# Listed entries
※ ※ ※
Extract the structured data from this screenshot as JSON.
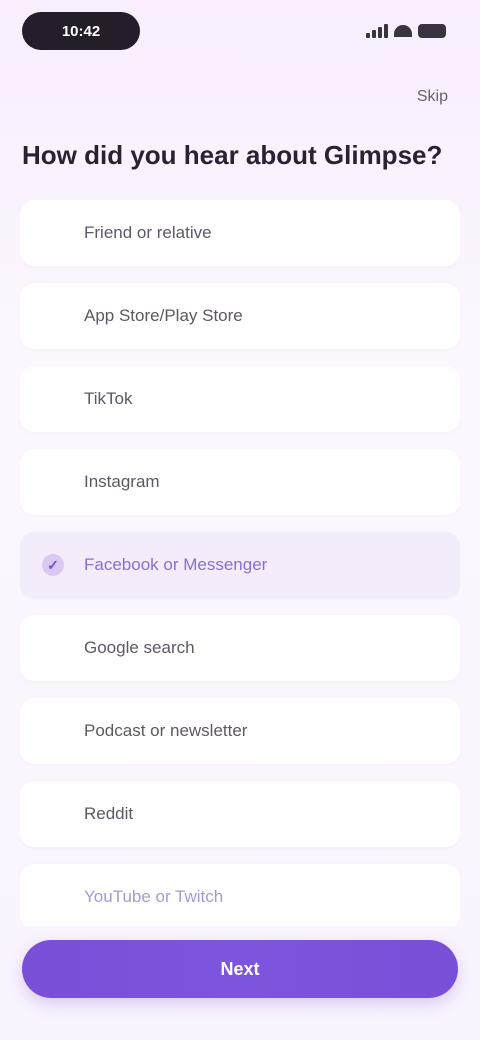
{
  "status_bar": {
    "time": "10:42",
    "icons": [
      "signal-icon",
      "wifi-icon",
      "battery-icon"
    ]
  },
  "header": {
    "skip_label": "Skip",
    "title": "How did you hear about Glimpse?"
  },
  "options": [
    {
      "label": "Friend or relative",
      "selected": false
    },
    {
      "label": "App Store/Play Store",
      "selected": false
    },
    {
      "label": "TikTok",
      "selected": false
    },
    {
      "label": "Instagram",
      "selected": false
    },
    {
      "label": "Facebook or Messenger",
      "selected": true
    },
    {
      "label": "Google search",
      "selected": false
    },
    {
      "label": "Podcast or newsletter",
      "selected": false
    },
    {
      "label": "Reddit",
      "selected": false
    },
    {
      "label": "YouTube or Twitch",
      "selected": false
    }
  ],
  "footer": {
    "continue_label": "Next"
  },
  "colors": {
    "accent": "#7a4fd8",
    "selected_bg": "#f4ebfb",
    "background": "#faf4fe"
  }
}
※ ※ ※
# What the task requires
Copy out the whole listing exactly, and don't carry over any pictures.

# Solution below
Extract the structured data from this screenshot as JSON.
{
  "status_bar": {
    "time": "10:42",
    "icons": [
      "signal-icon",
      "wifi-icon",
      "battery-icon"
    ]
  },
  "header": {
    "skip_label": "Skip",
    "title": "How did you hear about Glimpse?"
  },
  "options": [
    {
      "label": "Friend or relative",
      "selected": false
    },
    {
      "label": "App Store/Play Store",
      "selected": false
    },
    {
      "label": "TikTok",
      "selected": false
    },
    {
      "label": "Instagram",
      "selected": false
    },
    {
      "label": "Facebook or Messenger",
      "selected": true
    },
    {
      "label": "Google search",
      "selected": false
    },
    {
      "label": "Podcast or newsletter",
      "selected": false
    },
    {
      "label": "Reddit",
      "selected": false
    },
    {
      "label": "YouTube or Twitch",
      "selected": false
    }
  ],
  "footer": {
    "continue_label": "Next"
  },
  "colors": {
    "accent": "#7a4fd8",
    "selected_bg": "#f4ebfb",
    "background": "#faf4fe"
  }
}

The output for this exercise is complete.